TRY IT:
Which lines in the listing below contain "What"? Copy each of them.

TASK INPUTS:
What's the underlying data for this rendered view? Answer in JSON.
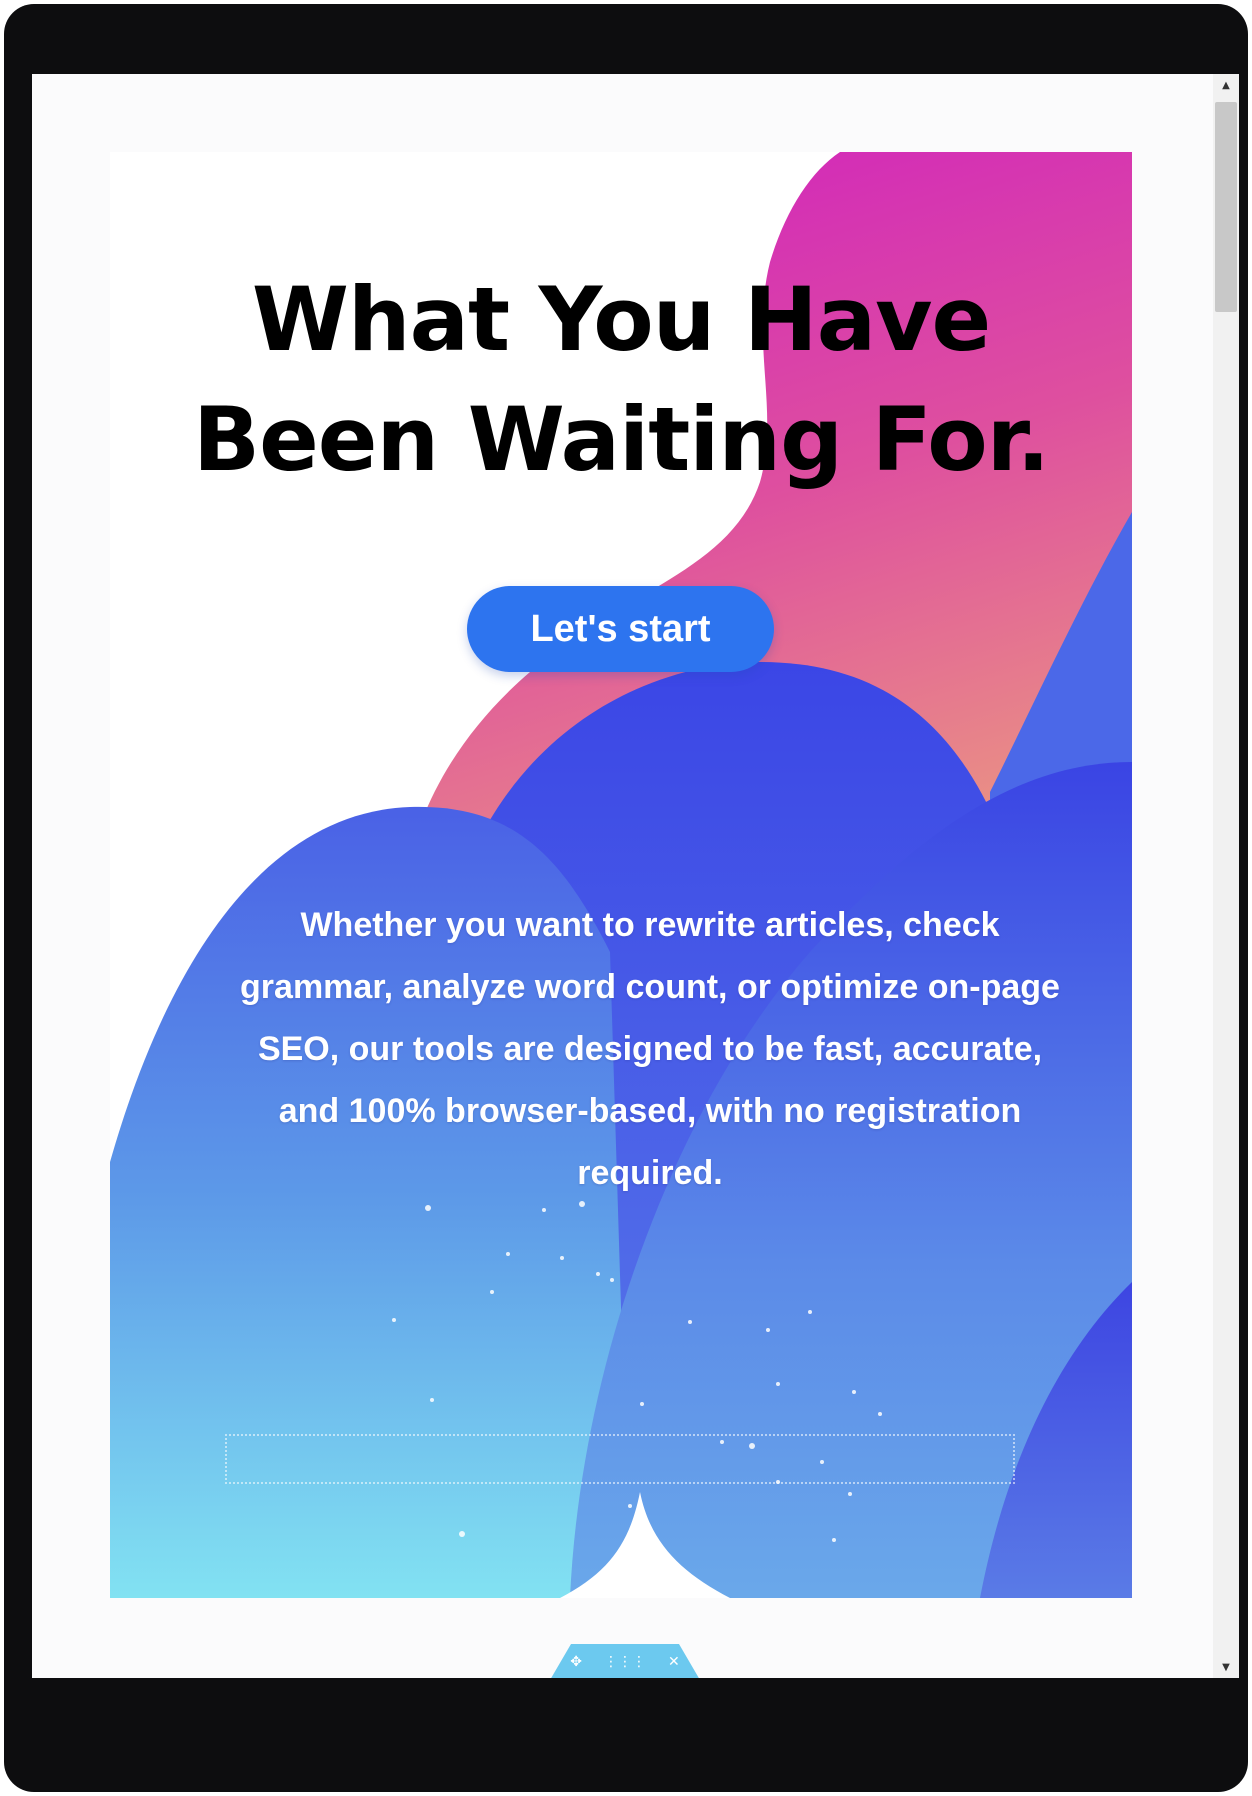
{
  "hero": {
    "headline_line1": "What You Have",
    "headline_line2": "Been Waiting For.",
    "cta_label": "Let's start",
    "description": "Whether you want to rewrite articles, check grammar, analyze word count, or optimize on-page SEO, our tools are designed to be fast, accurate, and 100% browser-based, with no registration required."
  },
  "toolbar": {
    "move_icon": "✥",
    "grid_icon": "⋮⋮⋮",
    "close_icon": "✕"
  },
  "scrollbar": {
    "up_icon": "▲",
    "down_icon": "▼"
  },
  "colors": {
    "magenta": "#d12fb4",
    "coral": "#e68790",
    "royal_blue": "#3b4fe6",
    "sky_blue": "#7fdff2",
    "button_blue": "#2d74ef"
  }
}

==

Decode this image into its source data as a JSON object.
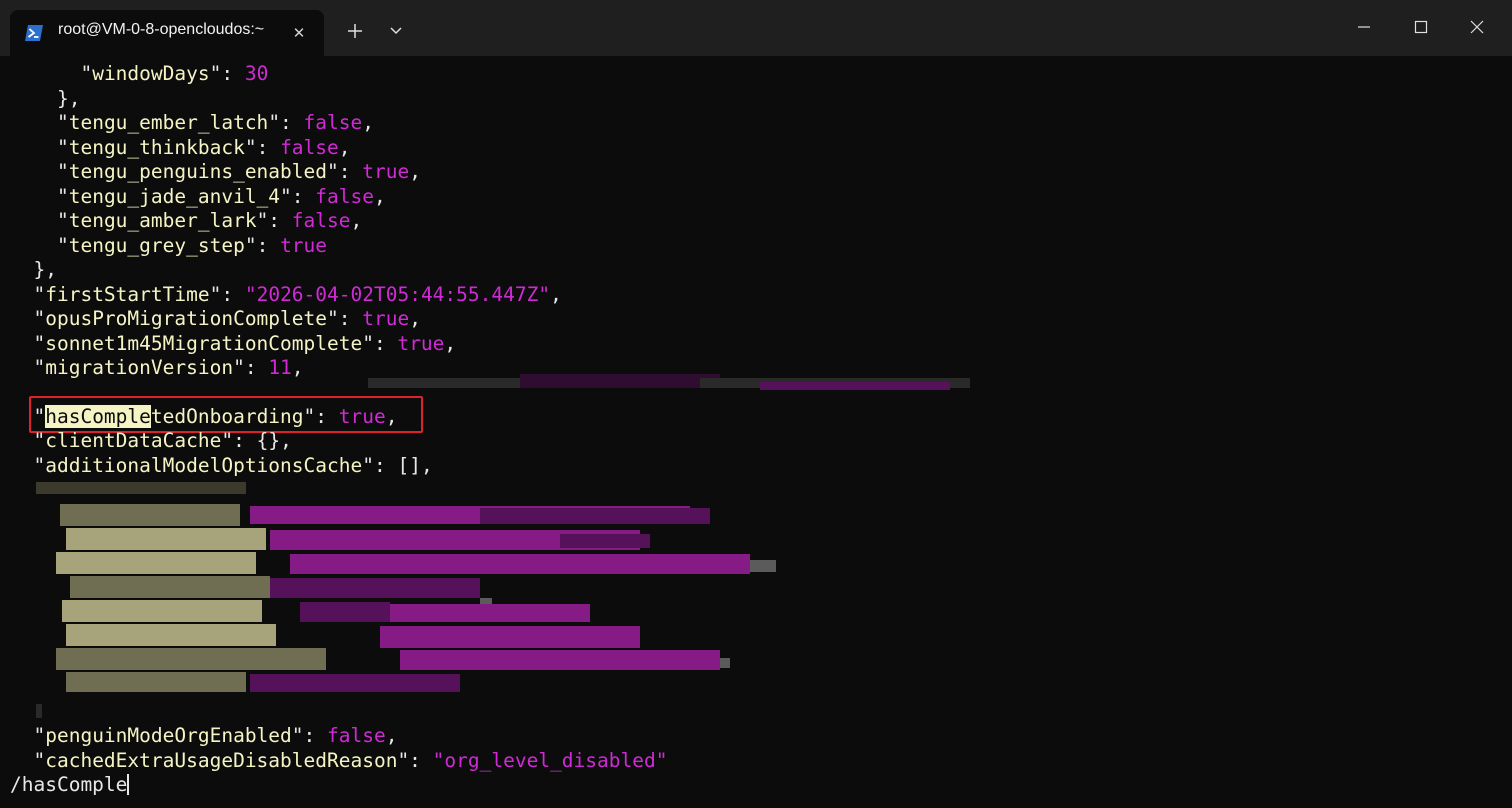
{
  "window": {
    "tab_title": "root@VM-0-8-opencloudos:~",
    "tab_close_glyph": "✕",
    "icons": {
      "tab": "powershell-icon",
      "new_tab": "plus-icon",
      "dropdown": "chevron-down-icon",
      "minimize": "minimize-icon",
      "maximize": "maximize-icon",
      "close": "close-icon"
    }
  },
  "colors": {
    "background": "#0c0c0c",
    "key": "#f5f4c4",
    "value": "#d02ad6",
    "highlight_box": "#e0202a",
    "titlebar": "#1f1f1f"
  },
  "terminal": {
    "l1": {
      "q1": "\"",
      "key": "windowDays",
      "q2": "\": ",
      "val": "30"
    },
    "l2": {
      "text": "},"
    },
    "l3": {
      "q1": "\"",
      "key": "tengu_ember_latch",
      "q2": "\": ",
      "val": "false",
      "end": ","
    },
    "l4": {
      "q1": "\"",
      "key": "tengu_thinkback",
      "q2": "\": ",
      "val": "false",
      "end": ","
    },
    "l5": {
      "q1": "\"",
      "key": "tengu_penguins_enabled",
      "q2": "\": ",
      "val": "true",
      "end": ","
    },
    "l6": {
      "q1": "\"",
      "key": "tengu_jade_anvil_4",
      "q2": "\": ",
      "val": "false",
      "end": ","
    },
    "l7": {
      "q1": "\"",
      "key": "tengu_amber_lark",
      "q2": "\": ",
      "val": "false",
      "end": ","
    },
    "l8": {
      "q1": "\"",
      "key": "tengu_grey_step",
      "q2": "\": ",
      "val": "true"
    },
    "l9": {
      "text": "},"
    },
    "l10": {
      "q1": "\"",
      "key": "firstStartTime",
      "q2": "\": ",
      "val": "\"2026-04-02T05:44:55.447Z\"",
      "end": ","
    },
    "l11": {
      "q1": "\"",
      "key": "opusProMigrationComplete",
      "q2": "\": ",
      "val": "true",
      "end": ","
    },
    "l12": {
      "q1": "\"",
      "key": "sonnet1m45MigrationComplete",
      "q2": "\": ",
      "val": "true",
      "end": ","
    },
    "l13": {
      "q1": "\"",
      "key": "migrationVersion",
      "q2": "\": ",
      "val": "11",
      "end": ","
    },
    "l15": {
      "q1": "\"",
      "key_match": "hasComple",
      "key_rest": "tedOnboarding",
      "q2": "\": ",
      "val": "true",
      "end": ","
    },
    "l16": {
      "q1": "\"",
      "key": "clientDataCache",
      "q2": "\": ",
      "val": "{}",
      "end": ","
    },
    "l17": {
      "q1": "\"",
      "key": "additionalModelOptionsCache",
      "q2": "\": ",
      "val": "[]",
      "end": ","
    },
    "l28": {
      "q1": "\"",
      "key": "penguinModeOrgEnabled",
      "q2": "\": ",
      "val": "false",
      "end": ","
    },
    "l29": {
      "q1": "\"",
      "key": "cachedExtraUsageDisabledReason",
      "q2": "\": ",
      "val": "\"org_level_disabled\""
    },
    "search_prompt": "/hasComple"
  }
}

EXERCISE OUTPUT:
What's the underlying data for this rendered view? Answer in JSON.
    "headline_line1": "What You Have",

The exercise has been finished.